All four hijacked flights involved in the September 11 attacks were headed to California -- the planes that struck the North and South towers of the World Trade Center in Manhattan were meant to land at Los Angeles International Airport. This Sunday, on the 10th anniversary of the attacks, a memorial here will be unveiled to the public for the first time: the Beverly Hills 9/11 Memorial Garden.
Beverly Hills Fire Chief Timothy Scranton -- who was working at Beverly Hills Fire Station 2 on Sept. 11, 2001 -- spearheaded the Memorial Garden project. The impetus behind building the monument was one of "collective strength -- as a nation we can come together for the common good," Scranton told BH Weekly.
"I wanted to ensure we never forget and to educate our younger generations," he told The Huffington Post.
The complex process of acquiring a World Trade Center artifact marked the start to the project. With the help of local crisis counselor Anne Kellogg, Scranton contacted the New York City Port Authority to procure a piece of the twin towers' rubble to display. The memorial's WTC site object is a structural steel beam. It measures 96 inches long by 66 inches wide by 51 inches high and weighs just under one ton. Although no one knows which tower the beam is from, Scranton said, "It is a piece representative of all."
The Memorial Garden was created without financial aid from the City of Beverly Hills. Instead, the Beverly Hills 9/11 Memorial Committee members raised more than $600,000 in donations.
The committee is made up of the Project Design Team (Project Manager Reggie Sully, Concept Designer Jim Ply, and Architect Gidas Peteris), the Community Board of Directors and the Executive Team (which includes Scranton). Sully called the team members' collaboration "pure magic."
"Initially, it was going to be the firemen getting together and laying some bricks on sand, and then it just kept blossoming more and more and more," Sully said.
The artifact from the World Trade Center has been placed on a pentagonal pedestal within the garden. The pentagon shape was chosen to commemorate the 187 men and women who lost their lives when American Airlines Flight 77 crashed into the Pentagon. Memorial plaques line the pedestal, listing the names of the 2,977 people who lost their lives on 9/11. Benches provide a place to sit and reflect, and the garden's walking paths are surrounded by waterfalls and golden flowers.

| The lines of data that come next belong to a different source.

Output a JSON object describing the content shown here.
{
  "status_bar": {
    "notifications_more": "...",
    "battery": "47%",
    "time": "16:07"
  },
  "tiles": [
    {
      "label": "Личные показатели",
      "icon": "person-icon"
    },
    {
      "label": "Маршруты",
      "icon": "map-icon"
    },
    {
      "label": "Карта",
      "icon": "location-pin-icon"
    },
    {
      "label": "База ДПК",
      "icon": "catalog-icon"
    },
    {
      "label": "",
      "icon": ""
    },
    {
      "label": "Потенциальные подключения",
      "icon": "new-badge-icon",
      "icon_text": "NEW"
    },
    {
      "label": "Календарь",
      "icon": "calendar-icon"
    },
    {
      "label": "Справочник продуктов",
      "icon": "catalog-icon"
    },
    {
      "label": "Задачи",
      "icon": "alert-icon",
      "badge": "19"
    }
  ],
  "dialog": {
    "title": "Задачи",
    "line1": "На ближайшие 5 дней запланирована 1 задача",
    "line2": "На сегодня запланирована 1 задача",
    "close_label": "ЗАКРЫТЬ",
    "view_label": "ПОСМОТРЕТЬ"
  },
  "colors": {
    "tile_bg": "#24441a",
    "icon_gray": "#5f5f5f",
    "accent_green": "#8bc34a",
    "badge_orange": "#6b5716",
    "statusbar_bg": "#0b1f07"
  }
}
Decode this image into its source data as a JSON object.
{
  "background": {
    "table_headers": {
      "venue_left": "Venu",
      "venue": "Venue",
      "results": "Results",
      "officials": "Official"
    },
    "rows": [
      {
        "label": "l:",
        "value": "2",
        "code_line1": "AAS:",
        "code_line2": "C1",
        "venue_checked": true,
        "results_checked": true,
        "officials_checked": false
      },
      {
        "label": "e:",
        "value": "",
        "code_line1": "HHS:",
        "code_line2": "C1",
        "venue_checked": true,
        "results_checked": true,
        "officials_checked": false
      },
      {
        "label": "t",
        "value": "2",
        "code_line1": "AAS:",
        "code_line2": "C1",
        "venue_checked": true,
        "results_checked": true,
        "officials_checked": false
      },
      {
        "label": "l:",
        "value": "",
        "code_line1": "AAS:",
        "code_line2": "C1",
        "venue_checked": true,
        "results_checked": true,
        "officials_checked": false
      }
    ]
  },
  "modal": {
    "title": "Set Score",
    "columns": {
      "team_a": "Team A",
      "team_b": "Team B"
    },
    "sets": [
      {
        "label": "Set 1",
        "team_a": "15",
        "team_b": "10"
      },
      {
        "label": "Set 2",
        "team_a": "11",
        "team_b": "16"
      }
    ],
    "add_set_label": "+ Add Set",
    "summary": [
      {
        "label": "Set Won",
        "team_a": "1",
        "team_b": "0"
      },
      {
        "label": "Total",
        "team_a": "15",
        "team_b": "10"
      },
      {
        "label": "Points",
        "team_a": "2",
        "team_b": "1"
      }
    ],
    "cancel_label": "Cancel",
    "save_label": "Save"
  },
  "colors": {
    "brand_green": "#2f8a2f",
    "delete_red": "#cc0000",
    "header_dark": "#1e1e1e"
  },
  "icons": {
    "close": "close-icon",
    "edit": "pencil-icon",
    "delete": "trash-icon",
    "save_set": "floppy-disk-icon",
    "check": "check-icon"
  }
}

A replica of the twin towers has been placed next to the garden's walking paths, between the Beverly Hills Fire Station and the monument. After the initial installation, Designer Jim Ply had the replica made taller. Aesthetically and symbolically, the replica stands tall and proud.
The Beverly Hills 9/11 Memorial Garden "is a tribute to those who died," Sully said. "It has been an honor to work on something like this -- it is bent but not broken."
Many cities around the world contacted the NYC Port Authority seeking pieces of rubble to memorialize the lives lost on Sept. 11, 2001. Scranton explained how the Beverly Hills memorial is unique: "We encased in the foundation copies of the U.S. Constitution, Declaration of Independence, Gettysburg address and a piece of aircraft of Flight 77." The memorial is also home to the Navy wings of Captain Charles "Chic" Burlingame III's -- the pilot of Flight 77. The wings were provided by Chic's brother, Brad.
The Beverly Hills 9/11 Memorial Garden will be unveiled Sunday, September 11, 2011, from 4:00 p.m. to 6:00 p.m. The garden is located at 455 N. Rexford Dr.
For more information on Captain Burlingame's legacy, please refer to West Hollywood Patch, who had the privilege of speaking to his brother Brad.